© Insiya Syed for Human Rights Watch, September 2018
Pakistan’s new government has promised to fix one of the country’s biggest conundrums—how to get more girls into school. The UK—which gives more aid to Pakistan than any other country, much of it for education—should both push and help Imran Khan’s government to keep that promise.

Pakistan is facing an education crisis, especially for girls. More than 22 million of Pakistan’s children are out of school, most of them girls. Thirty-two percent of primary school age girls do not attend school, compared with 21 percent of boys. By ninth grade, when children are about age 14, just 13 percent of girls are still in education.

A new Human Rights Watch report cites the government’s under-investment in education, corruption, lack of schools, prohibitive school fees and other education costs, corporal punishment, and a failure to enforce compulsory education as the main culprits. Human Rights Watch also found that education, both in government and low-cost private schools, is often of a poor quality.

Girls also face additional hurdles from Pakistan’s patriarchal society and gender discrimination, child marriage and sexual harassment all make it harder for girls to get an education. Insecurity doesn’t help either. In the past five years, there have been hundreds of attacks on schools, teachers and students, giving already-reluctant parents yet more reasons to keep girls home.

Imran Khan was elected prime minister in July 2018. A relative newcomer to politics, he was supported by many young Pakistanis looking for change and a tough new approach to ending corruption.

He made big promises. Khan’s Pakistan Tehreef i-Insaf political party manifesto pledges reform in virtually every area of government, from tackling climate change to boosting tourism. Among those promises are ones crucial to Pakistan’s girls and women, including what it claims is “the most ambitious education agenda in Pakistan’s history”, spanning reform of and investment in the entire education sector.

The UK prides itself on supporting the rights of women and girls. From the 2014 Girl Summit on child marriage, to William Hague and Angelina Jolie’s initiative to prevent sexual violence in conflict, to the 2018 endorsement of the Safe Schools Declaration, to Boris Johnson’s pledge to prioritize girls’ education, the UK government has sought to be a leader in this field.

Pakistan receives more UK aid money than any other country, and the UK is Pakistan’s second largest bilateral donor, after the US. DFID’s planned aid budget for Pakistan this year is £325 million, and two of DFID’s three largest programmes in Pakistan are education projects, with a total budget of over £108 million. “Investing in girls and women is transformational – for their family, their community, and for the country”, DFID writes, describing its support for girls’ education in Punjab province, and noting that each extra year of schooling raises women’s wages by up to 20 per cent.

All true. And all reasons why the most important thing the UK can do for Pakistani girls is to push—and help—Khan to keep his promises to them. Pakistan’s education crisis results from decades of underinvestment and mismanagement. The government has consistently invested far less in education than is recommended by international standards.
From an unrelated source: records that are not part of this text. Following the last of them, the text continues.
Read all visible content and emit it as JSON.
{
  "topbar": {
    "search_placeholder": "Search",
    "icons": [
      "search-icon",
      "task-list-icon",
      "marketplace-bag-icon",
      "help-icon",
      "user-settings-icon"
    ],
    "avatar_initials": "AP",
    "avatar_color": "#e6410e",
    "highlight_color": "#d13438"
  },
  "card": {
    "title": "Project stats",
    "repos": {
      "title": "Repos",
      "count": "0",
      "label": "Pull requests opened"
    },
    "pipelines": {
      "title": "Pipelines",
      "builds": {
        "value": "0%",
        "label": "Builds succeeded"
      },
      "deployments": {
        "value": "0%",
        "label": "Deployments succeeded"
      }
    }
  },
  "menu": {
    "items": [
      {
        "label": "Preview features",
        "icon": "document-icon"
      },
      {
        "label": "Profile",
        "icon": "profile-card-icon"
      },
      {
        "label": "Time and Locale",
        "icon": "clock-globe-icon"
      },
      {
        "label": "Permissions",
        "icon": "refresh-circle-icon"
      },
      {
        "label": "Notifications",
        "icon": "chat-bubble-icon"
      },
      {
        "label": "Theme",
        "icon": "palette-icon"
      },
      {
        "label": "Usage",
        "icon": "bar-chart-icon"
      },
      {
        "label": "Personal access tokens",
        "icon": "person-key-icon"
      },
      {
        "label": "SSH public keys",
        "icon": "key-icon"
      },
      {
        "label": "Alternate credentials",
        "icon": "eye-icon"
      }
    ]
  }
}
As of 2017, Pakistan was spending less than 2.8 percent of its gross domestic product on education—far below the recommended 4 to 6 percent—leaving the sector severely under-funded. Government schools are in such short supply that even in Pakistan’s major cities, many children cannot safely reach a school on foot in a reasonable amount of time. The situation is far worse in rural areas. And there are many more schools for boys than for girls.

Khan’s government can fix this, but many other issues are competing for its attention. The country is in an economic free fall, forcing Khan to desperately seek financial backing. Protests over a recent blasphemy ruling have rocked the country. Security issues are a perennial obsession.

Achieving the nation-wide sweeping reforms Pakistan desperately needs will be difficult and demands resources. There is a high risk these efforts will fall by the wayside.

The UK has an important role to play. Funding education projects is crucial. But so is speaking up for education reform at the highest political levels and insisting that Pakistan’s government be a full partner in the effort to educate its girls—and boys. The UK government should call on Pakistan to boost education spending to at least 4 percent of GDP, provide equal numbers of schools for girls and boys, and ensure that every child has access to—and attends—school.